Read more...

Washington Post: "Crews Attack Gulf Coast Oil Spill with Old Techniques" (May 3, 2010) "Forty-one years and many generations of technology later, BP is attacking the oil spill in the Gulf of Mexico with techniques very similar to those used in Santa Barbara. And just like those days, choppy waters and strong winds can make it impossible to use those tools to bottle up oil once it's leaked into open seas.

"'Taking proper care of the oil and then the pollution is damn near the same as what we see today," said Robert G. Bea, a professor of civil and environmental engineering at the University of California at Berkeley who spent 16 years working for Shell Oil Co. "We're still chasing it around with Scott towels.'"
Read more...

The Daily Advertiser: "Federal Officials to Set Up Drilling Safety Board" (May 1, 2010) "A new safety board is 'potentially a very good thing if we focus the effort in the right direction,' said Robert Bea, professor of civil and environmental engineering at the University of California at Berkeley and a member of Center for Catastrophic Risk Management. 'Don't (just) focus on steel, focus on people.'"
Read more...

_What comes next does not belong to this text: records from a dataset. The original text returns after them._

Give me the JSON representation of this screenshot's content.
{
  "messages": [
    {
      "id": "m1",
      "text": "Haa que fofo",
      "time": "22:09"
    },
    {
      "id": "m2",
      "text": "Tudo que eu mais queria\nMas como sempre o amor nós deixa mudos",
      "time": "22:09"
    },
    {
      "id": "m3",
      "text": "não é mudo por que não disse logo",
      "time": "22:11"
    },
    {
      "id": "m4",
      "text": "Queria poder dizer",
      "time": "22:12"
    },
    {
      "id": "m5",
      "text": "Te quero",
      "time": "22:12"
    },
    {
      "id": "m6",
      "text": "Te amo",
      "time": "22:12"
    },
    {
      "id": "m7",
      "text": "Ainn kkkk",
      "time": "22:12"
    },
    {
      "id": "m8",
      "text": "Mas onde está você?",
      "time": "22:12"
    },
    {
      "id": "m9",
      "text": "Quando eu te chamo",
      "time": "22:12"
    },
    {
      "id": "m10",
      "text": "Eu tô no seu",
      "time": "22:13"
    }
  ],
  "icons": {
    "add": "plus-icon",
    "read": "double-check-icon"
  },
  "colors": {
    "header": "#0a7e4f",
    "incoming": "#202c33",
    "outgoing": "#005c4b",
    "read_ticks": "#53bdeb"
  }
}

Firedog Lake: "Halliburton Presentation May Explain Horizon Oil Rig Explosion and Fire" (April 30, 2010) "A publicly available Halliburton PowerPoint presentation from last November might tell us a lot about what could have caused the oil blowout, fire and massive oil gushing at the Horizon rig." Read the report...

San Francisco Examiner: "Worst Environmental Disaster in US History: Oil Slick in Gulf of Mexico is Set on Fire" (April 29, 2010) "A BP official said controlled burns can get rid of 50 to 99 percent of oil within a limited area, but Robert Bea, a professor of civil and environmental engineering at the University of California at Berkeley who worked on controlling the damage of the Santa Barbara spill, warned that in open seas, companies have generally captured less than 10 percent of oil spilled."
Read full article...

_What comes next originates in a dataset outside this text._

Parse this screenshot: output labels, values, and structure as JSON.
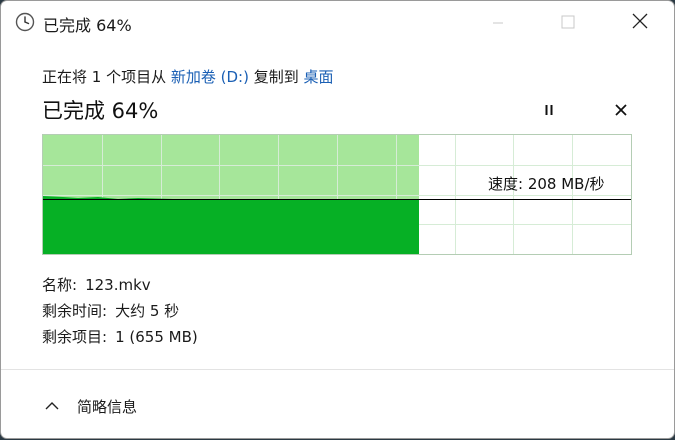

Bloomberg: "Oil Producers Risk Blowouts, Blazes in Search for Deeper Fields" (April 23, 2010) "Energy companies delving miles beneath the seafloor for oil are risking pressure surges like the one this week that may have sparked the deadliest U.S. rig accident in 23 years." Read more...

MSNBC: "Potential for Big Spill After Oil Rig Sinks" (April 22, 2010) "NEW ORLEANS - The oil rig that exploded, caught fire and then sank 36 hours later could lead to a major oil spill, officials said Thursday, and as a result a remotely operated vehicle is surveying the seas and assets ranging from aircraft to containment booms are ready to be deployed." Read the full article...

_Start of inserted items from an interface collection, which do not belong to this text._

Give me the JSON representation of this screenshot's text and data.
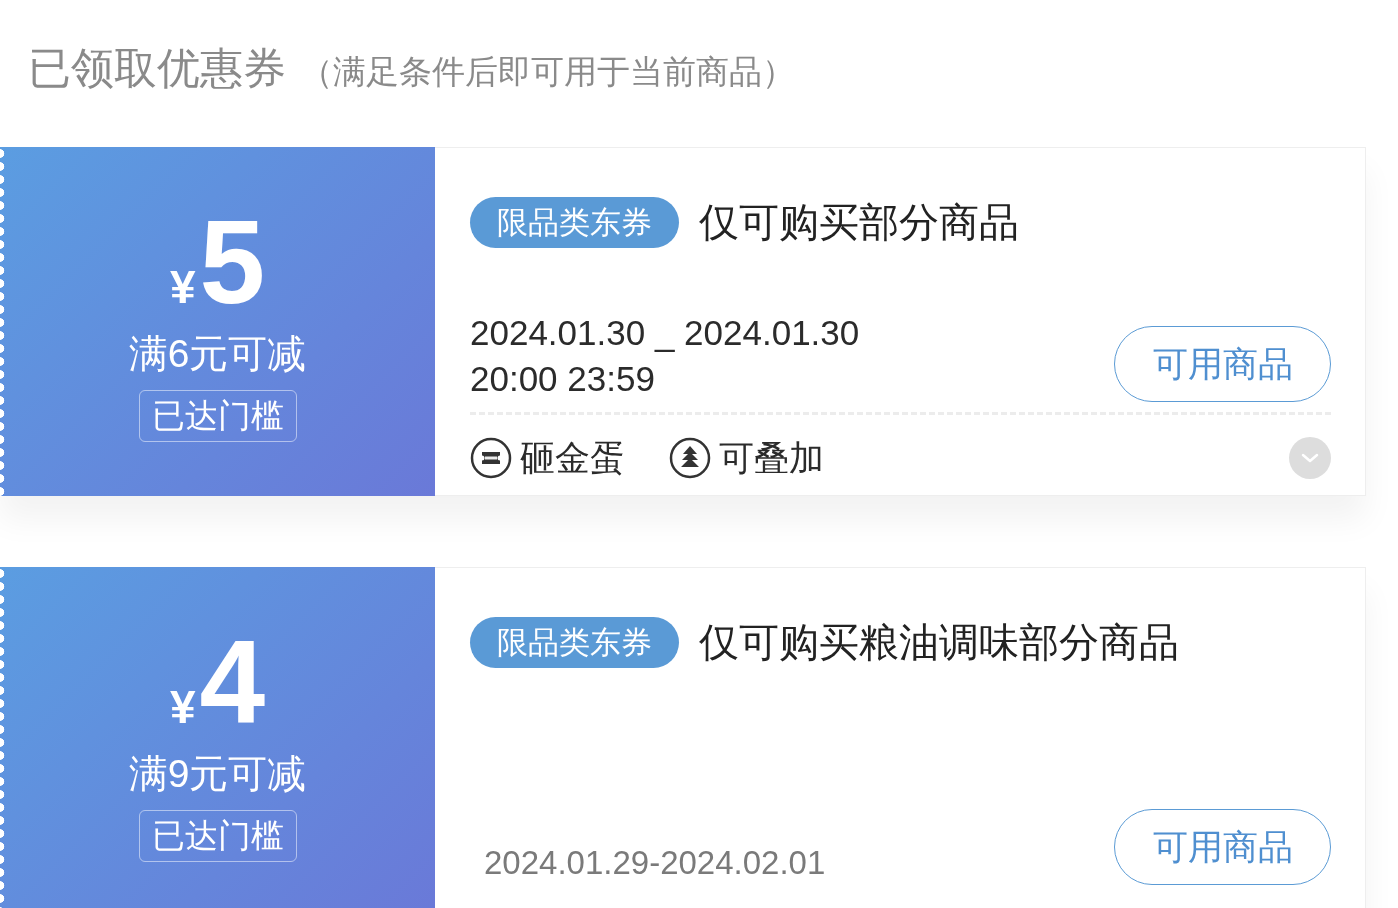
{
  "header": {
    "title": "已领取优惠券",
    "note": "（满足条件后即可用于当前商品）"
  },
  "coupons": [
    {
      "currency": "¥",
      "amount": "5",
      "condition": "满6元可减",
      "threshold_badge": "已达门槛",
      "tag": "限品类东券",
      "title": "仅可购买部分商品",
      "validity": {
        "kind": "detailed",
        "lines": [
          "2024.01.30 _ 2024.01.30",
          "20:00 23:59"
        ]
      },
      "button": "可用商品",
      "perks": [
        {
          "kind": "egg",
          "label": "砸金蛋"
        },
        {
          "kind": "stack",
          "label": "可叠加"
        }
      ],
      "toggle": {
        "expanded": false
      }
    },
    {
      "currency": "¥",
      "amount": "4",
      "condition": "满9元可减",
      "threshold_badge": "已达门槛",
      "tag": "限品类东券",
      "title": "仅可购买粮油调味部分商品",
      "validity": {
        "kind": "compact",
        "lines": [
          "2024.01.29-2024.02.01"
        ]
      },
      "button": "可用商品"
    }
  ]
}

Halliburton Powerpoint: "Deepwater Cementing Consideration to Prevent Hydrate Destabilization" (November 18, 2009)

 

 

 

 

 

 

 

 

 

 


 

NFS logo round This project is funded by the National Science Foundation, Grant # EFRI-0836047. Any opinions, findings, and conclusions or recommendations expressed in this material are those of the author(s) and do not necessarily reflect the views of the National Science Foundation.